=== Begin Enclosure ===

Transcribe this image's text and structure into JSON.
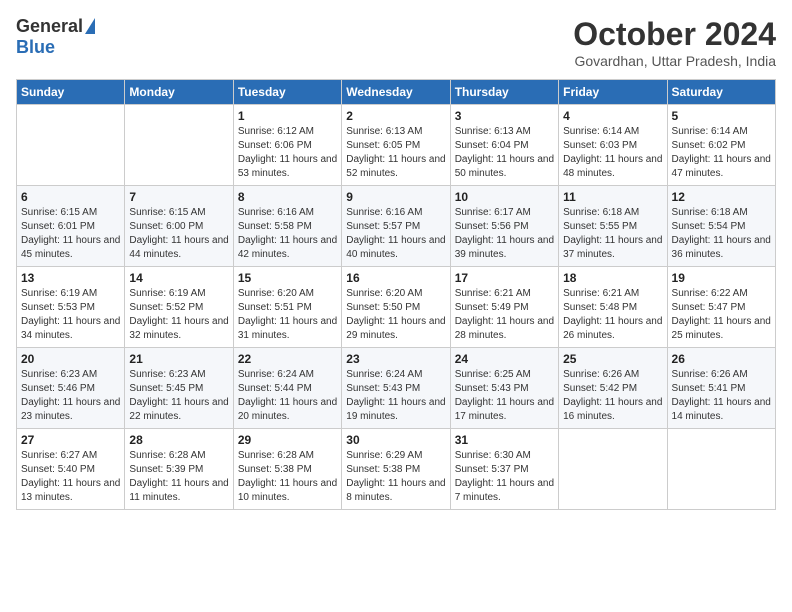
{
  "logo": {
    "general": "General",
    "blue": "Blue"
  },
  "title": "October 2024",
  "location": "Govardhan, Uttar Pradesh, India",
  "headers": [
    "Sunday",
    "Monday",
    "Tuesday",
    "Wednesday",
    "Thursday",
    "Friday",
    "Saturday"
  ],
  "weeks": [
    [
      {
        "day": "",
        "info": ""
      },
      {
        "day": "",
        "info": ""
      },
      {
        "day": "1",
        "info": "Sunrise: 6:12 AM\nSunset: 6:06 PM\nDaylight: 11 hours and 53 minutes."
      },
      {
        "day": "2",
        "info": "Sunrise: 6:13 AM\nSunset: 6:05 PM\nDaylight: 11 hours and 52 minutes."
      },
      {
        "day": "3",
        "info": "Sunrise: 6:13 AM\nSunset: 6:04 PM\nDaylight: 11 hours and 50 minutes."
      },
      {
        "day": "4",
        "info": "Sunrise: 6:14 AM\nSunset: 6:03 PM\nDaylight: 11 hours and 48 minutes."
      },
      {
        "day": "5",
        "info": "Sunrise: 6:14 AM\nSunset: 6:02 PM\nDaylight: 11 hours and 47 minutes."
      }
    ],
    [
      {
        "day": "6",
        "info": "Sunrise: 6:15 AM\nSunset: 6:01 PM\nDaylight: 11 hours and 45 minutes."
      },
      {
        "day": "7",
        "info": "Sunrise: 6:15 AM\nSunset: 6:00 PM\nDaylight: 11 hours and 44 minutes."
      },
      {
        "day": "8",
        "info": "Sunrise: 6:16 AM\nSunset: 5:58 PM\nDaylight: 11 hours and 42 minutes."
      },
      {
        "day": "9",
        "info": "Sunrise: 6:16 AM\nSunset: 5:57 PM\nDaylight: 11 hours and 40 minutes."
      },
      {
        "day": "10",
        "info": "Sunrise: 6:17 AM\nSunset: 5:56 PM\nDaylight: 11 hours and 39 minutes."
      },
      {
        "day": "11",
        "info": "Sunrise: 6:18 AM\nSunset: 5:55 PM\nDaylight: 11 hours and 37 minutes."
      },
      {
        "day": "12",
        "info": "Sunrise: 6:18 AM\nSunset: 5:54 PM\nDaylight: 11 hours and 36 minutes."
      }
    ],
    [
      {
        "day": "13",
        "info": "Sunrise: 6:19 AM\nSunset: 5:53 PM\nDaylight: 11 hours and 34 minutes."
      },
      {
        "day": "14",
        "info": "Sunrise: 6:19 AM\nSunset: 5:52 PM\nDaylight: 11 hours and 32 minutes."
      },
      {
        "day": "15",
        "info": "Sunrise: 6:20 AM\nSunset: 5:51 PM\nDaylight: 11 hours and 31 minutes."
      },
      {
        "day": "16",
        "info": "Sunrise: 6:20 AM\nSunset: 5:50 PM\nDaylight: 11 hours and 29 minutes."
      },
      {
        "day": "17",
        "info": "Sunrise: 6:21 AM\nSunset: 5:49 PM\nDaylight: 11 hours and 28 minutes."
      },
      {
        "day": "18",
        "info": "Sunrise: 6:21 AM\nSunset: 5:48 PM\nDaylight: 11 hours and 26 minutes."
      },
      {
        "day": "19",
        "info": "Sunrise: 6:22 AM\nSunset: 5:47 PM\nDaylight: 11 hours and 25 minutes."
      }
    ],
    [
      {
        "day": "20",
        "info": "Sunrise: 6:23 AM\nSunset: 5:46 PM\nDaylight: 11 hours and 23 minutes."
      },
      {
        "day": "21",
        "info": "Sunrise: 6:23 AM\nSunset: 5:45 PM\nDaylight: 11 hours and 22 minutes."
      },
      {
        "day": "22",
        "info": "Sunrise: 6:24 AM\nSunset: 5:44 PM\nDaylight: 11 hours and 20 minutes."
      },
      {
        "day": "23",
        "info": "Sunrise: 6:24 AM\nSunset: 5:43 PM\nDaylight: 11 hours and 19 minutes."
      },
      {
        "day": "24",
        "info": "Sunrise: 6:25 AM\nSunset: 5:43 PM\nDaylight: 11 hours and 17 minutes."
      },
      {
        "day": "25",
        "info": "Sunrise: 6:26 AM\nSunset: 5:42 PM\nDaylight: 11 hours and 16 minutes."
      },
      {
        "day": "26",
        "info": "Sunrise: 6:26 AM\nSunset: 5:41 PM\nDaylight: 11 hours and 14 minutes."
      }
    ],
    [
      {
        "day": "27",
        "info": "Sunrise: 6:27 AM\nSunset: 5:40 PM\nDaylight: 11 hours and 13 minutes."
      },
      {
        "day": "28",
        "info": "Sunrise: 6:28 AM\nSunset: 5:39 PM\nDaylight: 11 hours and 11 minutes."
      },
      {
        "day": "29",
        "info": "Sunrise: 6:28 AM\nSunset: 5:38 PM\nDaylight: 11 hours and 10 minutes."
      },
      {
        "day": "30",
        "info": "Sunrise: 6:29 AM\nSunset: 5:38 PM\nDaylight: 11 hours and 8 minutes."
      },
      {
        "day": "31",
        "info": "Sunrise: 6:30 AM\nSunset: 5:37 PM\nDaylight: 11 hours and 7 minutes."
      },
      {
        "day": "",
        "info": ""
      },
      {
        "day": "",
        "info": ""
      }
    ]
  ]
}
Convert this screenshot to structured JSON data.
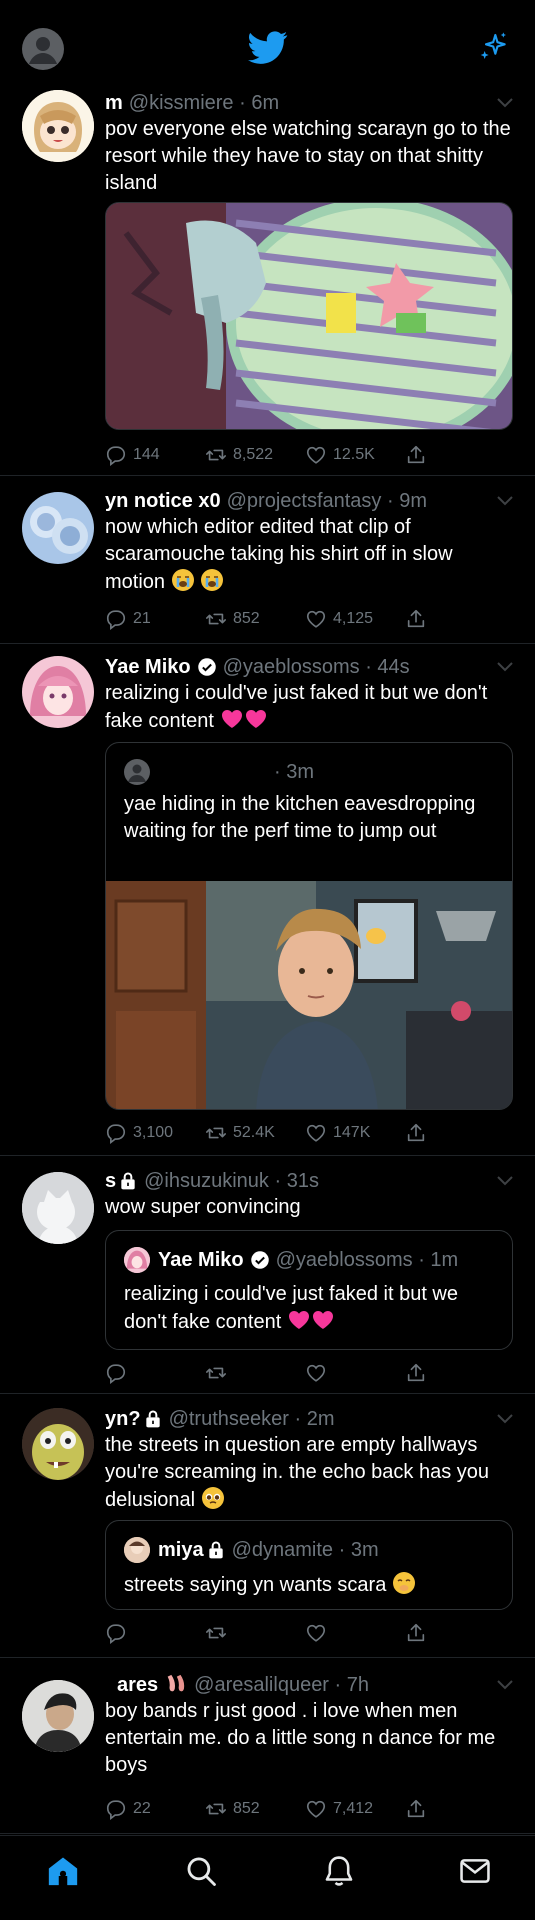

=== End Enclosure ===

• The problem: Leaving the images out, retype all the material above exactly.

• Exercise answer:
Transcribe this image's text and structure into JSON.
{
  "logo": {
    "general": "General",
    "blue": "Blue"
  },
  "title": "October 2024",
  "location": "Govardhan, Uttar Pradesh, India",
  "headers": [
    "Sunday",
    "Monday",
    "Tuesday",
    "Wednesday",
    "Thursday",
    "Friday",
    "Saturday"
  ],
  "weeks": [
    [
      {
        "day": "",
        "info": ""
      },
      {
        "day": "",
        "info": ""
      },
      {
        "day": "1",
        "info": "Sunrise: 6:12 AM\nSunset: 6:06 PM\nDaylight: 11 hours and 53 minutes."
      },
      {
        "day": "2",
        "info": "Sunrise: 6:13 AM\nSunset: 6:05 PM\nDaylight: 11 hours and 52 minutes."
      },
      {
        "day": "3",
        "info": "Sunrise: 6:13 AM\nSunset: 6:04 PM\nDaylight: 11 hours and 50 minutes."
      },
      {
        "day": "4",
        "info": "Sunrise: 6:14 AM\nSunset: 6:03 PM\nDaylight: 11 hours and 48 minutes."
      },
      {
        "day": "5",
        "info": "Sunrise: 6:14 AM\nSunset: 6:02 PM\nDaylight: 11 hours and 47 minutes."
      }
    ],
    [
      {
        "day": "6",
        "info": "Sunrise: 6:15 AM\nSunset: 6:01 PM\nDaylight: 11 hours and 45 minutes."
      },
      {
        "day": "7",
        "info": "Sunrise: 6:15 AM\nSunset: 6:00 PM\nDaylight: 11 hours and 44 minutes."
      },
      {
        "day": "8",
        "info": "Sunrise: 6:16 AM\nSunset: 5:58 PM\nDaylight: 11 hours and 42 minutes."
      },
      {
        "day": "9",
        "info": "Sunrise: 6:16 AM\nSunset: 5:57 PM\nDaylight: 11 hours and 40 minutes."
      },
      {
        "day": "10",
        "info": "Sunrise: 6:17 AM\nSunset: 5:56 PM\nDaylight: 11 hours and 39 minutes."
      },
      {
        "day": "11",
        "info": "Sunrise: 6:18 AM\nSunset: 5:55 PM\nDaylight: 11 hours and 37 minutes."
      },
      {
        "day": "12",
        "info": "Sunrise: 6:18 AM\nSunset: 5:54 PM\nDaylight: 11 hours and 36 minutes."
      }
    ],
    [
      {
        "day": "13",
        "info": "Sunrise: 6:19 AM\nSunset: 5:53 PM\nDaylight: 11 hours and 34 minutes."
      },
      {
        "day": "14",
        "info": "Sunrise: 6:19 AM\nSunset: 5:52 PM\nDaylight: 11 hours and 32 minutes."
      },
      {
        "day": "15",
        "info": "Sunrise: 6:20 AM\nSunset: 5:51 PM\nDaylight: 11 hours and 31 minutes."
      },
      {
        "day": "16",
        "info": "Sunrise: 6:20 AM\nSunset: 5:50 PM\nDaylight: 11 hours and 29 minutes."
      },
      {
        "day": "17",
        "info": "Sunrise: 6:21 AM\nSunset: 5:49 PM\nDaylight: 11 hours and 28 minutes."
      },
      {
        "day": "18",
        "info": "Sunrise: 6:21 AM\nSunset: 5:48 PM\nDaylight: 11 hours and 26 minutes."
      },
      {
        "day": "19",
        "info": "Sunrise: 6:22 AM\nSunset: 5:47 PM\nDaylight: 11 hours and 25 minutes."
      }
    ],
    [
      {
        "day": "20",
        "info": "Sunrise: 6:23 AM\nSunset: 5:46 PM\nDaylight: 11 hours and 23 minutes."
      },
      {
        "day": "21",
        "info": "Sunrise: 6:23 AM\nSunset: 5:45 PM\nDaylight: 11 hours and 22 minutes."
      },
      {
        "day": "22",
        "info": "Sunrise: 6:24 AM\nSunset: 5:44 PM\nDaylight: 11 hours and 20 minutes."
      },
      {
        "day": "23",
        "info": "Sunrise: 6:24 AM\nSunset: 5:43 PM\nDaylight: 11 hours and 19 minutes."
      },
      {
        "day": "24",
        "info": "Sunrise: 6:25 AM\nSunset: 5:43 PM\nDaylight: 11 hours and 17 minutes."
      },
      {
        "day": "25",
        "info": "Sunrise: 6:26 AM\nSunset: 5:42 PM\nDaylight: 11 hours and 16 minutes."
      },
      {
        "day": "26",
        "info": "Sunrise: 6:26 AM\nSunset: 5:41 PM\nDaylight: 11 hours and 14 minutes."
      }
    ],
    [
      {
        "day": "27",
        "info": "Sunrise: 6:27 AM\nSunset: 5:40 PM\nDaylight: 11 hours and 13 minutes."
      },
      {
        "day": "28",
        "info": "Sunrise: 6:28 AM\nSunset: 5:39 PM\nDaylight: 11 hours and 11 minutes."
      },
      {
        "day": "29",
        "info": "Sunrise: 6:28 AM\nSunset: 5:38 PM\nDaylight: 11 hours and 10 minutes."
      },
      {
        "day": "30",
        "info": "Sunrise: 6:29 AM\nSunset: 5:38 PM\nDaylight: 11 hours and 8 minutes."
      },
      {
        "day": "31",
        "info": "Sunrise: 6:30 AM\nSunset: 5:37 PM\nDaylight: 11 hours and 7 minutes."
      },
      {
        "day": "",
        "info": ""
      },
      {
        "day": "",
        "info": ""
      }
    ]
  ]
}
Convert this screenshot to structured JSON data.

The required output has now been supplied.